**DIRECTIONS:**
Verbatim reproduction of the entries is required; images must be omitted.

**SUPPLIED ENTRIES:**
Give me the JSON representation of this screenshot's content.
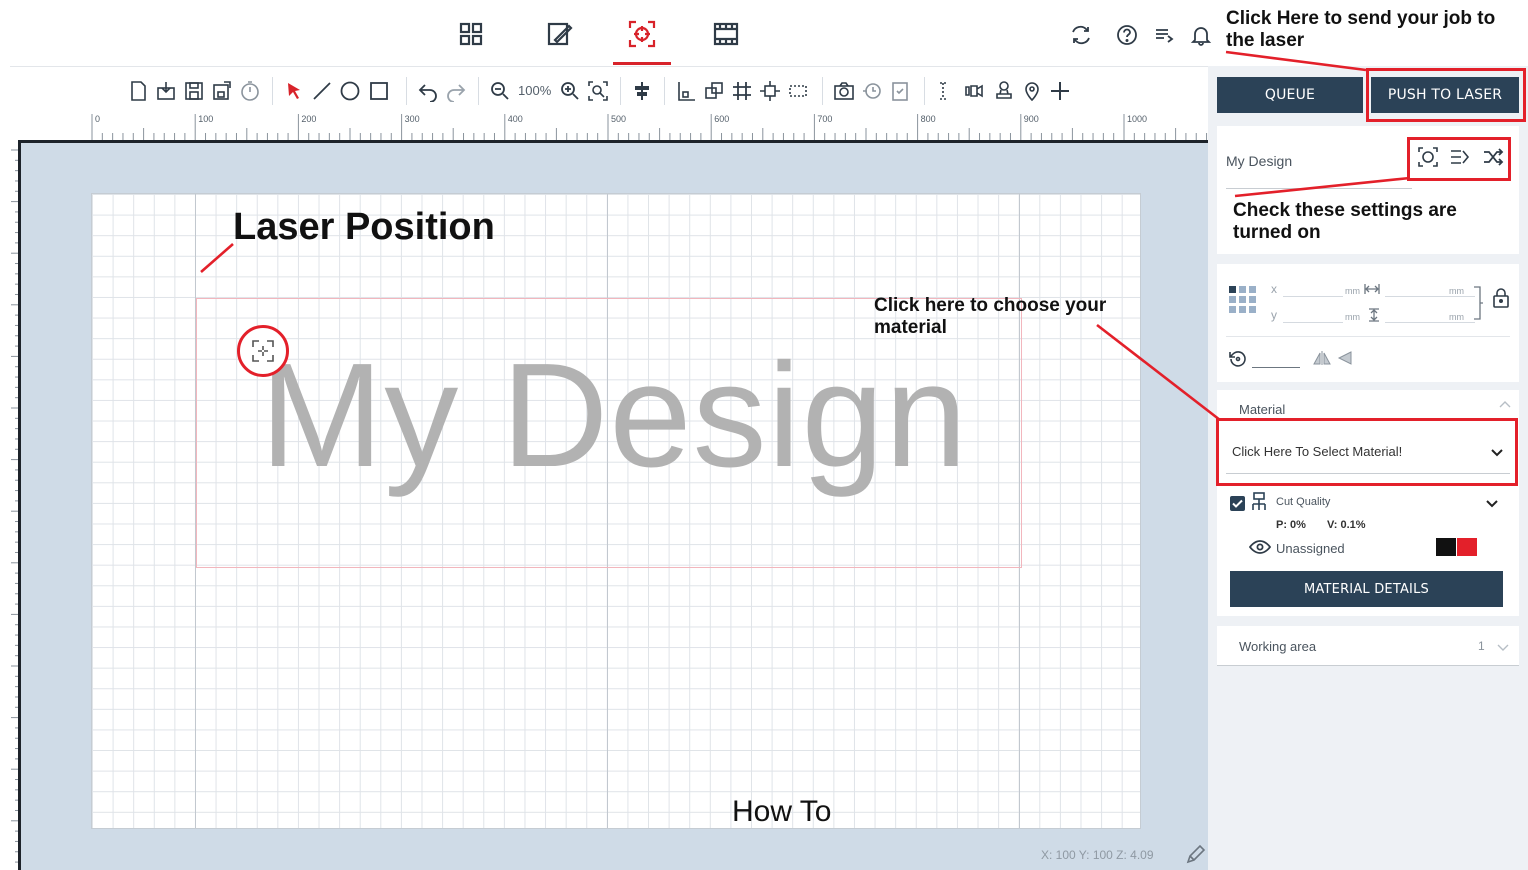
{
  "toolbar": {
    "zoom_level": "100%"
  },
  "ruler": {
    "labels": [
      "0",
      "100",
      "200",
      "300",
      "400",
      "500",
      "600",
      "700",
      "800",
      "900",
      "1000"
    ]
  },
  "canvas": {
    "design_text": "My Design",
    "coords": "X: 100  Y: 100  Z: 4.09"
  },
  "panel": {
    "queue_label": "QUEUE",
    "push_label": "PUSH TO LASER",
    "design_name": "My Design",
    "pos_x_label": "x",
    "pos_y_label": "y",
    "unit": "mm",
    "material_section": "Material",
    "material_select": "Click Here To Select Material!",
    "cut_quality_label": "Cut Quality",
    "power_label": "P: 0%",
    "velocity_label": "V: 0.1%",
    "unassigned_label": "Unassigned",
    "material_details_label": "MATERIAL DETAILS",
    "working_area_label": "Working area",
    "working_area_value": "1"
  },
  "annotations": {
    "push_hint": "Click Here to send your job to the laser",
    "settings_hint": "Check these settings are turned on",
    "laser_hint": "Laser Position",
    "material_hint": "Click here to choose your material"
  },
  "colors": {
    "accent_red": "#e3202a",
    "panel_button": "#2b4257",
    "canvas_bg": "#cfdbe7"
  },
  "caption": "How To"
}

**ANSWER BOX:**
Give me the JSON representation of this screenshot's content.
{
  "toolbar": {
    "zoom_level": "100%"
  },
  "ruler": {
    "labels": [
      "0",
      "100",
      "200",
      "300",
      "400",
      "500",
      "600",
      "700",
      "800",
      "900",
      "1000"
    ]
  },
  "canvas": {
    "design_text": "My Design",
    "coords": "X: 100  Y: 100  Z: 4.09"
  },
  "panel": {
    "queue_label": "QUEUE",
    "push_label": "PUSH TO LASER",
    "design_name": "My Design",
    "pos_x_label": "x",
    "pos_y_label": "y",
    "unit": "mm",
    "material_section": "Material",
    "material_select": "Click Here To Select Material!",
    "cut_quality_label": "Cut Quality",
    "power_label": "P: 0%",
    "velocity_label": "V: 0.1%",
    "unassigned_label": "Unassigned",
    "material_details_label": "MATERIAL DETAILS",
    "working_area_label": "Working area",
    "working_area_value": "1"
  },
  "annotations": {
    "push_hint": "Click Here to send your job to the laser",
    "settings_hint": "Check these settings are turned on",
    "laser_hint": "Laser Position",
    "material_hint": "Click here to choose your material"
  },
  "colors": {
    "accent_red": "#e3202a",
    "panel_button": "#2b4257",
    "canvas_bg": "#cfdbe7"
  },
  "caption": "How To"
}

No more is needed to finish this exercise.